▸ **TASK GOAL**
Repeat each of these records exactly.

════════════════

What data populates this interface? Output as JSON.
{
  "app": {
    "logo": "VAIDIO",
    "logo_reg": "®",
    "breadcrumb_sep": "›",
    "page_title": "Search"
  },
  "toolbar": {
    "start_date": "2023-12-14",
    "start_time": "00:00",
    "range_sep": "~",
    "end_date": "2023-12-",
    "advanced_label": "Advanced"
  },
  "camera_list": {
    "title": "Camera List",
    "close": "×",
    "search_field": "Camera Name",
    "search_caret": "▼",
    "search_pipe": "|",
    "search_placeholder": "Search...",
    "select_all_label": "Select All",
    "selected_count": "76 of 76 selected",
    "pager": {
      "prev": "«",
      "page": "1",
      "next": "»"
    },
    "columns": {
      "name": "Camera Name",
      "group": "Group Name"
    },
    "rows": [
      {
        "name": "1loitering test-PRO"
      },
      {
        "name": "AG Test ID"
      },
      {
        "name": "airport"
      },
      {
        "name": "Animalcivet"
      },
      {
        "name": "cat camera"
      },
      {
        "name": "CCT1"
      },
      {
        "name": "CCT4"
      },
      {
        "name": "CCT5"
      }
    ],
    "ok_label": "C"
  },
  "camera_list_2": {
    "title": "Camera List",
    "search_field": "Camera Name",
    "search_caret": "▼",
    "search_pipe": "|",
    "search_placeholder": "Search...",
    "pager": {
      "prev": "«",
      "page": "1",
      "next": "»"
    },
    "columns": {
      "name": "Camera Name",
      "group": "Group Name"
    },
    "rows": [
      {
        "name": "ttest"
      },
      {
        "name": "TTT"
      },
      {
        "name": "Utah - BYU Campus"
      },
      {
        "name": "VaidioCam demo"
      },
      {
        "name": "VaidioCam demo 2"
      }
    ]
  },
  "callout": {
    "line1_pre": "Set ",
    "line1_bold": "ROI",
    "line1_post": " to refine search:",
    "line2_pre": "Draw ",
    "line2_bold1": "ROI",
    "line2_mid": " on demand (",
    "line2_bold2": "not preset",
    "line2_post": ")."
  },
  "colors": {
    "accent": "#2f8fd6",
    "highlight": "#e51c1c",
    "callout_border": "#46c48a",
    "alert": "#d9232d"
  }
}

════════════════

▸ **OUTPUT OF THE TASK**
What data populates this interface? Output as JSON.
{
  "app": {
    "logo": "VAIDIO",
    "logo_reg": "®",
    "breadcrumb_sep": "›",
    "page_title": "Search"
  },
  "toolbar": {
    "start_date": "2023-12-14",
    "start_time": "00:00",
    "range_sep": "~",
    "end_date": "2023-12-",
    "advanced_label": "Advanced"
  },
  "camera_list": {
    "title": "Camera List",
    "close": "×",
    "search_field": "Camera Name",
    "search_caret": "▼",
    "search_pipe": "|",
    "search_placeholder": "Search...",
    "select_all_label": "Select All",
    "selected_count": "76 of 76 selected",
    "pager": {
      "prev": "«",
      "page": "1",
      "next": "»"
    },
    "columns": {
      "name": "Camera Name",
      "group": "Group Name"
    },
    "rows": [
      {
        "name": "1loitering test-PRO"
      },
      {
        "name": "AG Test ID"
      },
      {
        "name": "airport"
      },
      {
        "name": "Animalcivet"
      },
      {
        "name": "cat camera"
      },
      {
        "name": "CCT1"
      },
      {
        "name": "CCT4"
      },
      {
        "name": "CCT5"
      }
    ],
    "ok_label": "C"
  },
  "camera_list_2": {
    "title": "Camera List",
    "search_field": "Camera Name",
    "search_caret": "▼",
    "search_pipe": "|",
    "search_placeholder": "Search...",
    "pager": {
      "prev": "«",
      "page": "1",
      "next": "»"
    },
    "columns": {
      "name": "Camera Name",
      "group": "Group Name"
    },
    "rows": [
      {
        "name": "ttest"
      },
      {
        "name": "TTT"
      },
      {
        "name": "Utah - BYU Campus"
      },
      {
        "name": "VaidioCam demo"
      },
      {
        "name": "VaidioCam demo 2"
      }
    ]
  },
  "callout": {
    "line1_pre": "Set ",
    "line1_bold": "ROI",
    "line1_post": " to refine search:",
    "line2_pre": "Draw ",
    "line2_bold1": "ROI",
    "line2_mid": " on demand (",
    "line2_bold2": "not preset",
    "line2_post": ")."
  },
  "colors": {
    "accent": "#2f8fd6",
    "highlight": "#e51c1c",
    "callout_border": "#46c48a",
    "alert": "#d9232d"
  }
}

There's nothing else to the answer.